> [The problem]:
State how many lines in the entries below hold the word "kind", with nothing besides the number.

> [Source data]:
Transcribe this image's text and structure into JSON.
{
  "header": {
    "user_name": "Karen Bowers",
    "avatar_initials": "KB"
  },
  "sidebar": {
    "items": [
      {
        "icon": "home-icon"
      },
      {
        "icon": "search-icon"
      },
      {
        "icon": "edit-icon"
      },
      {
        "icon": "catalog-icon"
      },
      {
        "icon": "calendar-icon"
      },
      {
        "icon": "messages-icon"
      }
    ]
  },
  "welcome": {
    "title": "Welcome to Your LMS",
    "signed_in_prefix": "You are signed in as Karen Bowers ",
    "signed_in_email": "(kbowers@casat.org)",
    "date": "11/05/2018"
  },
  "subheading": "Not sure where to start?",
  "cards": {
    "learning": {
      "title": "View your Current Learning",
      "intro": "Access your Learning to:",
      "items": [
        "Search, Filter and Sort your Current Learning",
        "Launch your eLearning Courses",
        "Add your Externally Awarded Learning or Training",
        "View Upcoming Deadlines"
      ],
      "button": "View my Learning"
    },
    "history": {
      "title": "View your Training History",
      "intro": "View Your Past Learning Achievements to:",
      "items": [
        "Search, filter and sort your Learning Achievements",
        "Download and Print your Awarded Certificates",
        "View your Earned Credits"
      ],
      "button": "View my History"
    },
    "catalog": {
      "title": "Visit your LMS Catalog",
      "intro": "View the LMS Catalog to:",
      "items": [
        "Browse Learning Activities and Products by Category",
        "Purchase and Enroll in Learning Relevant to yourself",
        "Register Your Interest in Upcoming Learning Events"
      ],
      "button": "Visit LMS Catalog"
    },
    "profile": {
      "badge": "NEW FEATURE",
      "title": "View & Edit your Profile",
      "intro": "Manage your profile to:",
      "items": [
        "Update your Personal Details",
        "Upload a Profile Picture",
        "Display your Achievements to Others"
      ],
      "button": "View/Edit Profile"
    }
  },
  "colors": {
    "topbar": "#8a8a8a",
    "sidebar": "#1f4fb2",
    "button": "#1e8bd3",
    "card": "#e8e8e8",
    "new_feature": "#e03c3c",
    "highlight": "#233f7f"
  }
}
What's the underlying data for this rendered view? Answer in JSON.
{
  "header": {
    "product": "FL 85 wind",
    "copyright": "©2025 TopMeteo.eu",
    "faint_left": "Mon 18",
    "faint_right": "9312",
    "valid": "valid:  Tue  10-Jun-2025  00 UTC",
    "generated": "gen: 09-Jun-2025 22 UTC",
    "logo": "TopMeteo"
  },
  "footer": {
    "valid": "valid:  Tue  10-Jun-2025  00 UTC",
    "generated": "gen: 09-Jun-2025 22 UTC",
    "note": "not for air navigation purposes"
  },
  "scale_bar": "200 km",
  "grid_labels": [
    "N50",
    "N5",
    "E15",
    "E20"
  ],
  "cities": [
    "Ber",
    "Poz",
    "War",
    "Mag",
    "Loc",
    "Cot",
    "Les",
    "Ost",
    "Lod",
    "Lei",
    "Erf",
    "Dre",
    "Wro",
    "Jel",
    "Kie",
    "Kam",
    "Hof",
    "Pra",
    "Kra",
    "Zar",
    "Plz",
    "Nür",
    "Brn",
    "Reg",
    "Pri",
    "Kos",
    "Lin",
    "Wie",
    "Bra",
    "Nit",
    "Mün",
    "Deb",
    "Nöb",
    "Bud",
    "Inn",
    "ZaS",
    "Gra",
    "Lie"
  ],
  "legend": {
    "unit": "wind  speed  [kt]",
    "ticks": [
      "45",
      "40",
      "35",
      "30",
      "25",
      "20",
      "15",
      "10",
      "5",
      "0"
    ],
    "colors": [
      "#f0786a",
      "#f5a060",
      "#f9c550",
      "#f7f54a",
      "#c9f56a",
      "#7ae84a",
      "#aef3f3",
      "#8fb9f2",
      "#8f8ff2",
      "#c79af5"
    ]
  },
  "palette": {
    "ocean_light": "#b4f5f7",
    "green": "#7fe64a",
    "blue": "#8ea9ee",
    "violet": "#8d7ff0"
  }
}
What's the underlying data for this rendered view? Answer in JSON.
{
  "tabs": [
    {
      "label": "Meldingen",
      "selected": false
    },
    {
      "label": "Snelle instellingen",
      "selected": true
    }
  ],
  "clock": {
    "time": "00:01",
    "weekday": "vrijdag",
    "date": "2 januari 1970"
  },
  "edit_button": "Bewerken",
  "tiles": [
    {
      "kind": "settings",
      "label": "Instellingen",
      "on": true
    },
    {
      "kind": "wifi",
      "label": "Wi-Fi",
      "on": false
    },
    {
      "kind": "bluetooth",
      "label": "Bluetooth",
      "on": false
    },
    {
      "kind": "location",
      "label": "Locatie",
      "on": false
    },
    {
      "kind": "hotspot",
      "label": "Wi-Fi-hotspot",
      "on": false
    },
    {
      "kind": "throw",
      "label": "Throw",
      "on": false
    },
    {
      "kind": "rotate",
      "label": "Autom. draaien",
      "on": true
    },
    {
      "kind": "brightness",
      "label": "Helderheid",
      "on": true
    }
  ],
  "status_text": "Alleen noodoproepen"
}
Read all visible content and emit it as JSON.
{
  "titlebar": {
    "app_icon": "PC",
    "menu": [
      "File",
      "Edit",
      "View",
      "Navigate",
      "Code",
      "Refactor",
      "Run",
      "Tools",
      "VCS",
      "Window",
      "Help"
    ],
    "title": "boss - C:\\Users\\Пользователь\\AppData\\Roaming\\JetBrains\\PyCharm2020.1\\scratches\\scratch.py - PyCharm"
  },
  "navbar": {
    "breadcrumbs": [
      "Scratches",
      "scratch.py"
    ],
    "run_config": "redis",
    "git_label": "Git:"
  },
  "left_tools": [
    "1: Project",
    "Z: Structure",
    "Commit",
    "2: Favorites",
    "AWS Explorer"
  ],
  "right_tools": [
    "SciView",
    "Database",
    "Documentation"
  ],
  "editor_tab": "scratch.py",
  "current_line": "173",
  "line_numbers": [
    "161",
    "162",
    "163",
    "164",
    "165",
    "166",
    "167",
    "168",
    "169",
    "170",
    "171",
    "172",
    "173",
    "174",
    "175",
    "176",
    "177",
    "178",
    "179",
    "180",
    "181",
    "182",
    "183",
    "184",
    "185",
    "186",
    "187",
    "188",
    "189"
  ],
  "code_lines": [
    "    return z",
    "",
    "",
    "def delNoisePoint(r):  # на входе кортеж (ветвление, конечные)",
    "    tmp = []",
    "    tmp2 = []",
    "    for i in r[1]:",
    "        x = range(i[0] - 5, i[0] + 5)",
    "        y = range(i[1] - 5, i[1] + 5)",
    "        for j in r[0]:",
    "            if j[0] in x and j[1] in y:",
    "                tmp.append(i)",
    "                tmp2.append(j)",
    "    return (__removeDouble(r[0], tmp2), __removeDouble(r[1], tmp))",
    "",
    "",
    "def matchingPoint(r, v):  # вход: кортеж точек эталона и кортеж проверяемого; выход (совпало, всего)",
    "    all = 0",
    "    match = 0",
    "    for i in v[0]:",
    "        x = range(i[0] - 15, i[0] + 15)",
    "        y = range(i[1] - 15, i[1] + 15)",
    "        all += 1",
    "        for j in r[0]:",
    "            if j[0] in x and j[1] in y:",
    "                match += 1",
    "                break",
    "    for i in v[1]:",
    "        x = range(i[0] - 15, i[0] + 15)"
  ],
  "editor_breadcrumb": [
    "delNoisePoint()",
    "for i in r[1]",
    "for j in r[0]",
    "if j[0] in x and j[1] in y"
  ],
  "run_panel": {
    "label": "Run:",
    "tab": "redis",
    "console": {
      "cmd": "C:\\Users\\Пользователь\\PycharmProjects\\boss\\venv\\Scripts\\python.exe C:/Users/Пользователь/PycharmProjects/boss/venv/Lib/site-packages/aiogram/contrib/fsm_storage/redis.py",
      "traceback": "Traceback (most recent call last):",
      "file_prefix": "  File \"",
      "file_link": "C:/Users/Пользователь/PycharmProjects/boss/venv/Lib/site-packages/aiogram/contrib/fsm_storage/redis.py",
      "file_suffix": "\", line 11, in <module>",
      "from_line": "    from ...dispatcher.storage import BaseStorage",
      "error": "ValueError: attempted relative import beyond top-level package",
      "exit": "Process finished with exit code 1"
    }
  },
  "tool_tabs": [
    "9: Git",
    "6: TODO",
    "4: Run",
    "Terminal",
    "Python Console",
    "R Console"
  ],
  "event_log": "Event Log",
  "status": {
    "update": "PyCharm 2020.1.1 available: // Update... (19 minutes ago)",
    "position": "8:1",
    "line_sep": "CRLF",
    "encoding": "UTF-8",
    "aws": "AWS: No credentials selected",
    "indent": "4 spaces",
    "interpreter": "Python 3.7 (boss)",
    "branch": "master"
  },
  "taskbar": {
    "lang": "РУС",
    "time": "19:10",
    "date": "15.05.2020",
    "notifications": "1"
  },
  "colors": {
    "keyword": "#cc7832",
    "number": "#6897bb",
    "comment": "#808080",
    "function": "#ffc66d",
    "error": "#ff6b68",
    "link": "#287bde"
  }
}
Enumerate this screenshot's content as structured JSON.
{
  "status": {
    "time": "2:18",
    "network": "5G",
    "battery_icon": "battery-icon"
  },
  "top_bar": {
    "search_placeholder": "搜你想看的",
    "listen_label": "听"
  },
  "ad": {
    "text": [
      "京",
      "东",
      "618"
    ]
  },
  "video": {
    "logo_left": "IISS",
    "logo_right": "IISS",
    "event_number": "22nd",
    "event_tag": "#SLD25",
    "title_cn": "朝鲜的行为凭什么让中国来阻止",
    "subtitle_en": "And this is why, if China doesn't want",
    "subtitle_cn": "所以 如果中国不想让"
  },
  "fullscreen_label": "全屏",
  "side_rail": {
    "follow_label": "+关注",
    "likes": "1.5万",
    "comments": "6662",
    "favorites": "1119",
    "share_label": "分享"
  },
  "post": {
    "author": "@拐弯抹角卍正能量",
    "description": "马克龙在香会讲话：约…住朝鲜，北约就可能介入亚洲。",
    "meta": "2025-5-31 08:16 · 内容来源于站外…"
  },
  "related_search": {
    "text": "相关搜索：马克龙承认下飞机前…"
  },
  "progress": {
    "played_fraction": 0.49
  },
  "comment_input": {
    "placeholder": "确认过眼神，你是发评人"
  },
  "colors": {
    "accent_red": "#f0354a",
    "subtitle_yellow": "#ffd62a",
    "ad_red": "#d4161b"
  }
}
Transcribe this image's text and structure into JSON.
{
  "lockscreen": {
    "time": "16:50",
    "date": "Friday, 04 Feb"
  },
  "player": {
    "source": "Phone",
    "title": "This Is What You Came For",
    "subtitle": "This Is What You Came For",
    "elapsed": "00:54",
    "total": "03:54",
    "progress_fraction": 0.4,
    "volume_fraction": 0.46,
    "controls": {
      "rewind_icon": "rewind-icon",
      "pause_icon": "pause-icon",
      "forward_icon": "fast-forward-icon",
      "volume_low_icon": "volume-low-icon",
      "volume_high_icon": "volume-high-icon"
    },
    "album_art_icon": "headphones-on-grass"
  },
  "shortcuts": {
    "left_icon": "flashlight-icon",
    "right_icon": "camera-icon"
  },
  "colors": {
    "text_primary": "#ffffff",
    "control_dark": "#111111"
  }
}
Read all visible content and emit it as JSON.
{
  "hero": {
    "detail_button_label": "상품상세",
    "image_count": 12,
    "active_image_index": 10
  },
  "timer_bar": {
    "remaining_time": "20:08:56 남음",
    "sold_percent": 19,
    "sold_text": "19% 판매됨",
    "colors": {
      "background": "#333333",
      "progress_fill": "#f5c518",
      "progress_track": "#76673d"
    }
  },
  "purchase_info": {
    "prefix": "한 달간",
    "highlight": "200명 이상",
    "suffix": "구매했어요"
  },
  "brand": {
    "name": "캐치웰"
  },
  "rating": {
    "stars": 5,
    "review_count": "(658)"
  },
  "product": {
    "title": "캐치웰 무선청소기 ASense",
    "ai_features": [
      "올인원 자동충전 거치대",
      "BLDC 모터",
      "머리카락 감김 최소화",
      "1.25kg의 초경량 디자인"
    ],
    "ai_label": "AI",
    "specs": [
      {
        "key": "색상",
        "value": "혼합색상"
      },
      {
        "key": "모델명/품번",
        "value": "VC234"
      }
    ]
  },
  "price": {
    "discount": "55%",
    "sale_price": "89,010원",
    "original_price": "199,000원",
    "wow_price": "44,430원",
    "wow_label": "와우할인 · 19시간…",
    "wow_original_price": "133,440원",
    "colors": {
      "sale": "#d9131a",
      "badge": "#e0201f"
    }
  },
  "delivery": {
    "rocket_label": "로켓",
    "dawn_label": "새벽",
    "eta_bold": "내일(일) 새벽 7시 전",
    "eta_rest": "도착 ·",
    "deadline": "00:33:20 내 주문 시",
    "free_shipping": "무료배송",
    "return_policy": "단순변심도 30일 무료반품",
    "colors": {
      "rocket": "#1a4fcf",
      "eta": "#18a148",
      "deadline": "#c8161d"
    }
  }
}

> [Solution to this problem]:
8